* [WHAT IS NEEDED]: Every line below that holds the string "this" should be copied out.

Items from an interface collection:
--------------------------------

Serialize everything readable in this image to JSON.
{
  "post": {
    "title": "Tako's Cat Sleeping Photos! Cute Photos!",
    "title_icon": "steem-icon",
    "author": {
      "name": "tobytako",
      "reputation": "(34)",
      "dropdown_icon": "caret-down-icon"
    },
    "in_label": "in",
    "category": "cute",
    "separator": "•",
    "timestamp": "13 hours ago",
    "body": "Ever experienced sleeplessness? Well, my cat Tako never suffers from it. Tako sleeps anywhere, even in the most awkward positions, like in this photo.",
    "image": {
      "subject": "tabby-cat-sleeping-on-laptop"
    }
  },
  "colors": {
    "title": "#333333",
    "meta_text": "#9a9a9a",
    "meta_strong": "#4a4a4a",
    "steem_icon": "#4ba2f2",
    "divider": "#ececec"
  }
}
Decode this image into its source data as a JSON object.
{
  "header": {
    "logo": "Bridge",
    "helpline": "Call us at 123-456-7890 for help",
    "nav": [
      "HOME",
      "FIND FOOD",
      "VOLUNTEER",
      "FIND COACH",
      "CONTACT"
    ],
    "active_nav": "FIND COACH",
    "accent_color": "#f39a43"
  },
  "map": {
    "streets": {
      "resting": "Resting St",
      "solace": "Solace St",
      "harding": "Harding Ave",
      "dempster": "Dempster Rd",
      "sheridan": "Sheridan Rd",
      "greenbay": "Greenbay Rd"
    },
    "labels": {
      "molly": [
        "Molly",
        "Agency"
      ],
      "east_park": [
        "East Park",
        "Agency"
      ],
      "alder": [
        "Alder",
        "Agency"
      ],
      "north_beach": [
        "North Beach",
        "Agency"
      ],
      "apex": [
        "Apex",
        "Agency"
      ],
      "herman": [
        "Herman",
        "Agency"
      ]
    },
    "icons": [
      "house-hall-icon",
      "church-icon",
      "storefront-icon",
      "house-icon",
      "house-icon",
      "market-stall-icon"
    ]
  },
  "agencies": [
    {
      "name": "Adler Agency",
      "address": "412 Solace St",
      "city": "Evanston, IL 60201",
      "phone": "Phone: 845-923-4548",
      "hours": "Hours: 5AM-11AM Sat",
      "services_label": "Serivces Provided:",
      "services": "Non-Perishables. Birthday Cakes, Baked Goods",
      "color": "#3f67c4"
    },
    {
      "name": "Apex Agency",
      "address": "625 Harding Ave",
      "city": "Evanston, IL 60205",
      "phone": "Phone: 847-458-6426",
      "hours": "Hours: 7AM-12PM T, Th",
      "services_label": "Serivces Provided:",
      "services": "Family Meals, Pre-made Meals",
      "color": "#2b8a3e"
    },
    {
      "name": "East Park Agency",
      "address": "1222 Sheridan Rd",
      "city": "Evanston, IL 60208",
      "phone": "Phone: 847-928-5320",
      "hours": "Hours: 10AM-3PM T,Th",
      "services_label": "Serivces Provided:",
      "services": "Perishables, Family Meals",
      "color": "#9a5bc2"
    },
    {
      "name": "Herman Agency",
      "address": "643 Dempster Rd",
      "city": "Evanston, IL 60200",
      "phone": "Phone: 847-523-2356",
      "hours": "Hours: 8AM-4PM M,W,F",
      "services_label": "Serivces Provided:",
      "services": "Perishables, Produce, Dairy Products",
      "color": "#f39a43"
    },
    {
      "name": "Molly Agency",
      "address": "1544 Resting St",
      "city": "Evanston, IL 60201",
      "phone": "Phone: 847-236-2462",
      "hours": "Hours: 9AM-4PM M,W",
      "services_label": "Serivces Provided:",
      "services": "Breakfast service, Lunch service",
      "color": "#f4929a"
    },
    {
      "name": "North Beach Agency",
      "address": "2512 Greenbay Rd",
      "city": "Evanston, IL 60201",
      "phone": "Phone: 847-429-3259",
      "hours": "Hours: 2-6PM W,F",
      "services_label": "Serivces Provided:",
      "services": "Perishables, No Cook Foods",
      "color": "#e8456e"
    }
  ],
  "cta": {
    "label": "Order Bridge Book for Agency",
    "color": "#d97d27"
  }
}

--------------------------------

* [RESPONSE BOX]:
Serialize everything readable in this image to JSON.
    "body": "Ever experienced sleeplessness? Well, my cat Tako never suffers from it. Tako sleeps anywhere, even in the most awkward positions, like in this photo.",
Decode this image into its source data as a JSON object.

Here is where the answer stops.